We believe, teach, and live the Apostles Doctrine. Those who want to receive eternal life must obey the plan of salvation which was delivered by Peter on the day of pentecost.
Then Peter said unto them, Repent and be baptized everyone of you in the Name of Jesus Christ for the remission of sins; and ye shall receive the gift of the Holy Ghost
Repentance is, first of all, a turning away from all sin. And, so far as this first aspect is concerned, it closely resembles reformation.
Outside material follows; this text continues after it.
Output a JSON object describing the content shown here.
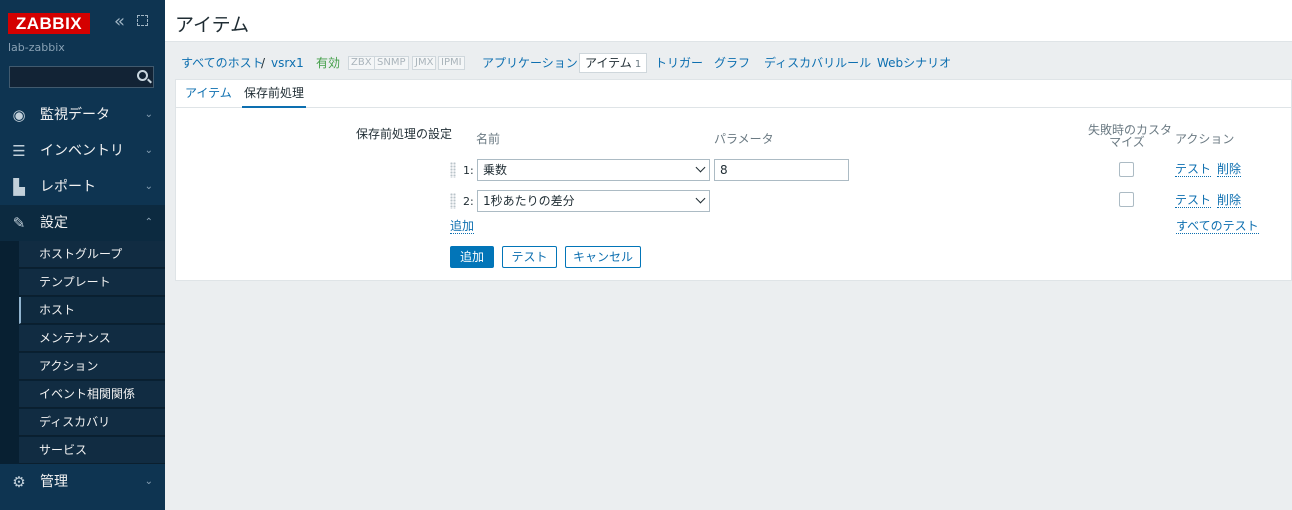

But repentance further involves turning to God, in believing prayer, for forgiveness and cleasning from all sin. Such prayer is not necessarily vocal, but it usually is. The repentant person confesses to God that he is a sinner and asks for forgiveness. If he obeys the gospel, he can rest assured that God will forgive, for His Word promises, "If we confess our sins, He is faithful and just to forgive us our sins" (1 John 1:9).
Baptism in Jesus Name
The name in which baptism is administered is vitally important, and this name is Jesus.
Jesus' last command to His disciples was, "Go ye therefore, and teach all nations, baptizing them in the name of the Father and of the Son, and of the Holy Ghost" (Matthew 28:19). We should notice that He said name (singular) not names. As previously explained, Father, Son, and Holy Ghost are not names of separate persons, but titles of positions held by God. An angelic announcement revealed God's saving name in the New Testament: "She shall bring forth a son, and thou shalt call his name JESUS: for he shall save his people from their sins" (Matthew 1:21).
The apostles understood that Jesus was the name to use at baptism, and from the day that the church of God was established (the Day of Pentecost) until the end of their ministry, they baptized all nations (Jews--Acts 8:16; Gentiles--Acts 19:5) in the name of the Lord Jesus Christ.
In fact, Jesus is the only name given for our salvation. "Neither is there salvation in any other: for there is none other name under heaven given among men, whereby we must be saved" (Acts 4:12).
Receive the Holy Ghost
The baptism of the Holy Ghost is the birth of the Spirit (John 3:5). This spiritual baptism is necessary to put someone into the kingdom of God (God's church, the bride of Christ) and is evidenced by speaking in other tongues (other languages) as the Spirit of God give utterance.
It was prophesied by Joel (Joel 2:28-29) and Isaiah (Isaiah 28:11), foretold by John the Baptist (Matthew 3:11), purchased by the blood of Jesus, and promised by Him to His disciples (John 14:26; 15:16). The Holy Ghost was first poured out on the Day of Pentecost upon the Jews (Acts 2:1-4), then upon the Samaritans (Acts 8:17), and later upon the Gentiles (Acts 10:44-46; 19:6). "The promise is unto you, and to your children, and to all that are afar off, even as many as the Lord our God shall call" (Acts 2:39).